Atrios has posted an excerpt from Section 1971 of the Federal Voting Rights Act . Mr. Blackwell’s enforcement of the Ohio law certainly appears to contradict the Federal law.
Oberlin City Council election analysis
The Lorain County Board of Elections now has the official election results. In addition to the overall results, the BoE publishes the precinct-level results in a format that only a 1960’s mainframe could love. I did some regular-expression hacking and dumped the results into Excel so I could do some analysis.
This first table shows the number of votes each candidate received in each precinct. Candidates are sorted by total number of votes received.
|AVG VOTES PER BALLOT||5.3||4.7||5.5||4.8||5.0||5.5||4.6||5.1|
|DANIEL J. GARDNER||199||104||171||184||174||297||75||1204|
|WILLIAM J. JINDRA||172||60||136||135||109||259||118||989|
|RONNIE J. RIMBERT||176||68||111||104||92||230||203||984|
|SHARON FAIRCHILD SOUCY||155||52||129||69||62||218||78||763|
|EVERETT E. TYREE||118||44||118||71||69||190||125||735|
|JAMES W. WHITE||118||27||195||63||55||177||75||710|
|PHILIP L. VERDA||108||43||80||77||46||122||104||580|
|ROBERT B. CALHOUN||93||36||45||45||89||199||39||546|
|RICHARD P. LOTHROP||91||28||46||57||43||122||70||457|
|CALVIN L. WAITE||89||28||49||42||24||95||119||446|
|NATHAN A. HAVERSTOCK||59||25||25||43||41||72||45||310|
|ELI K. ROSENFELD||36||36||24||64||54||42||28||284|
Each voter could vote for up to seven candidates, and the top seven candidates won. The first thing to notice is that most voters did vote for many candidates—the average ballot had 5.1 votes. I was happy to see this because it means that most voters did not choose “bullet voting”, that is, voting for just one candidate in order to maximize the chances of that candidate winning. This is the most effective way to get a particular person elected but I’m not convinced that it’s good for the community as a whole. If everyone voted this way, even winning candidates might have the “approval” of only 10 or 20% of the electorate.

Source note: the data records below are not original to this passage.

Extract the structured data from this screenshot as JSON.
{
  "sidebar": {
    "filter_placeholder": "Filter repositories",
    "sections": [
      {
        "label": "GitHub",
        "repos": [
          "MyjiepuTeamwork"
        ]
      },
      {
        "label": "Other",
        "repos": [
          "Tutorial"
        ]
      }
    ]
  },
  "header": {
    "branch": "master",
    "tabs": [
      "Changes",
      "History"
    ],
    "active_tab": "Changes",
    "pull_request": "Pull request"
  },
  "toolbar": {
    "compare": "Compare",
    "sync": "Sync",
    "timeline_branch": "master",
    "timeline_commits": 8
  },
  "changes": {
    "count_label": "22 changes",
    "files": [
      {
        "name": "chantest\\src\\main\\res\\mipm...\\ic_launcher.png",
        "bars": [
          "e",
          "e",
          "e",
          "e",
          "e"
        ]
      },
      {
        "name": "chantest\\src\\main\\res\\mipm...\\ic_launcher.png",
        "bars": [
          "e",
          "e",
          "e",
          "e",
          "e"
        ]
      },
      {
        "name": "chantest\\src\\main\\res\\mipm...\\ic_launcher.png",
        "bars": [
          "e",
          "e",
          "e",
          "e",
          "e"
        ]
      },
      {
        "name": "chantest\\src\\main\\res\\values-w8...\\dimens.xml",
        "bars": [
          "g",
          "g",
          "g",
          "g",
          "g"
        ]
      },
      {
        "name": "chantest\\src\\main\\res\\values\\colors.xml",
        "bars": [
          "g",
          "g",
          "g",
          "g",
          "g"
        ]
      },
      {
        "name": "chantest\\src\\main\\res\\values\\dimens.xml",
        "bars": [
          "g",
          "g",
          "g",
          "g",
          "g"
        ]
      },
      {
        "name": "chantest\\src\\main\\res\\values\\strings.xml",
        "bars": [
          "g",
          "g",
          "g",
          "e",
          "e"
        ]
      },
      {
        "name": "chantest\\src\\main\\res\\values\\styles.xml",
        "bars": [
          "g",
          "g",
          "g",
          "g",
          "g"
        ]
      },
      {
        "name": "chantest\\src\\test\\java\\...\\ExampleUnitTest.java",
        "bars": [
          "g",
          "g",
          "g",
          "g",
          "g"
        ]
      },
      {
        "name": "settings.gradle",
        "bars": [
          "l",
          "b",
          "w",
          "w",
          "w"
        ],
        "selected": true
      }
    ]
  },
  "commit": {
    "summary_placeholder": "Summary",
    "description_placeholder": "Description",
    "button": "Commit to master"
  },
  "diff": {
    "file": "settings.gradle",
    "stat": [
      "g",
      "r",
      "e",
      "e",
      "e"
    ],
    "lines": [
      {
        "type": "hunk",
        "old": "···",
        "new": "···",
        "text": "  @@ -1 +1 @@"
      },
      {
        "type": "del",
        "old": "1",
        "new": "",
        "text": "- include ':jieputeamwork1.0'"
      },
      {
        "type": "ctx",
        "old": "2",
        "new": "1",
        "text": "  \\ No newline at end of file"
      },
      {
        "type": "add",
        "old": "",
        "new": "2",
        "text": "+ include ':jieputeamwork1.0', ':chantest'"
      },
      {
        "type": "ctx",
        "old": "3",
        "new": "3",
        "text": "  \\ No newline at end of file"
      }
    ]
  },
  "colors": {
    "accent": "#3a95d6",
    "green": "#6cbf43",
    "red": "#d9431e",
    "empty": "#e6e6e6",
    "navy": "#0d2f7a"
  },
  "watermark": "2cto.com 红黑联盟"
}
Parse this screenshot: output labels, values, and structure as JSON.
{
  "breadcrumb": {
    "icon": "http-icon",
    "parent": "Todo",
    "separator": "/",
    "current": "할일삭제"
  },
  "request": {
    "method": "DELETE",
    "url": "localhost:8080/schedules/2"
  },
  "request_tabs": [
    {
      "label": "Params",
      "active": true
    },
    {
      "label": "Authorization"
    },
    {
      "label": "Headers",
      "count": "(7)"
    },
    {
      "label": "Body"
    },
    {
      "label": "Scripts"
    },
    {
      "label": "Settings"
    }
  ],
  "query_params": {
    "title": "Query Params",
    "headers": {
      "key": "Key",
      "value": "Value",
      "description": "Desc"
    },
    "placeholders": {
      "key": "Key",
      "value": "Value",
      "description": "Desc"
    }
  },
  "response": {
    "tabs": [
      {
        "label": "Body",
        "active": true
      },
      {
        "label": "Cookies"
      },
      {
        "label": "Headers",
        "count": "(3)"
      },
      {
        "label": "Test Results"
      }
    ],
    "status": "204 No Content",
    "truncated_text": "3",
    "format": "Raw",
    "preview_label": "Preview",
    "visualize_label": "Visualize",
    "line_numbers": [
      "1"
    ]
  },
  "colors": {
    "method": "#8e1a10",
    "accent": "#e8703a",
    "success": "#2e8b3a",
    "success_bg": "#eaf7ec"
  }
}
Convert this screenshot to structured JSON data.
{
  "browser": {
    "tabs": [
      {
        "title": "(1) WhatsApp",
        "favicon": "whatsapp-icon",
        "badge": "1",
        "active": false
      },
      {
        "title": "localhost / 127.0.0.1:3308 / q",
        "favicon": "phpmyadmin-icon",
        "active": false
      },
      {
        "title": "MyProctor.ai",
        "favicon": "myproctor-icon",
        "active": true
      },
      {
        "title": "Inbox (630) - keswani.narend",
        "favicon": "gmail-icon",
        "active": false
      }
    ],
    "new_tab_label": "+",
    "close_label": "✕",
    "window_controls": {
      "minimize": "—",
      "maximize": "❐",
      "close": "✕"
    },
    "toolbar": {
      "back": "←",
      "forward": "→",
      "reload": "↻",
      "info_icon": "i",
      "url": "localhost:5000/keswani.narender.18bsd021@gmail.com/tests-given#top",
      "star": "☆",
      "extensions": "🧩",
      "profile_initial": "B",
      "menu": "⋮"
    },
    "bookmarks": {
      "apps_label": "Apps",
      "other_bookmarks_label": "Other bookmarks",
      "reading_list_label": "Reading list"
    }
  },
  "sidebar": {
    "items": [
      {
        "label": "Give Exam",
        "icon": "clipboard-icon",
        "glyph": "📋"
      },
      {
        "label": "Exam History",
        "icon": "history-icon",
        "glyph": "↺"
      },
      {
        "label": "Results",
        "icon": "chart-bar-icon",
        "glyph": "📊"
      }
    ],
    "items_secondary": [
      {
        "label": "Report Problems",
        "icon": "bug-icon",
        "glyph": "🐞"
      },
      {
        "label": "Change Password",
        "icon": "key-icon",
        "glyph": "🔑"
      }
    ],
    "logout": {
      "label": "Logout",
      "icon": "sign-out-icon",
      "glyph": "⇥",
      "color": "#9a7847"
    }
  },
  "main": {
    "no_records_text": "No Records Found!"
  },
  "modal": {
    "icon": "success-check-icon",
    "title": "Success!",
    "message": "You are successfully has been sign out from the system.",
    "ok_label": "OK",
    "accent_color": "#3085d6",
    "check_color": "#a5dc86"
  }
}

This next table shows this “candidate approval level”. I divided the number of votes each candidate received by the number of ballots cast. This yields the percentage of voters who voted for each of the candidates. Basically you had to have the approval of a bit more than one-third of voters to win this election.
|DANIEL J. GARDNER||57.7%||62.3%||65.3%||64.6%||69.6%||61.2%||25.7%||57.7%|
|WILLIAM J. JINDRA||49.9%||35.9%||51.9%||47.4%||43.6%||53.4%||40.4%||47.4%|
|RONNIE J. RIMBERT||51.0%||40.7%||42.4%||36.5%||36.8%||47.4%||69.5%||47.2%|
|SHARON FAIRCHILD SOUCY||44.9%||31.1%||49.2%||24.2%||24.8%||44.9%||26.7%||36.6%|
|EVERETT E. TYREE||34.2%||26.3%||45.0%||24.9%||27.6%||39.2%||42.8%||35.2%|
|JAMES W. WHITE||34.2%||16.2%||74.4%||22.1%||22.0%||36.5%||25.7%||34.0%|
|PHILIP L. VERDA||31.3%||25.7%||30.5%||27.0%||18.4%||25.2%||35.6%||27.8%|
|ROBERT B. CALHOUN||27.0%||21.6%||17.2%||15.8%||35.6%||41.0%||13.4%||26.2%|
|RICHARD P. LOTHROP||26.4%||16.8%||17.6%||20.0%||17.2%||25.2%||24.0%||21.9%|
|CALVIN L. WAITE||25.8%||16.8%||18.7%||14.7%||9.6%||19.6%||40.8%||21.4%|
|NATHAN A. HAVERSTOCK||17.1%||15.0%||9.5%||15.1%||16.4%||14.8%||15.4%||14.9%|
|ELI K. ROSENFELD||10.4%||21.6%||9.2%||22.5%||21.6%||8.7%||9.6%||13.6%|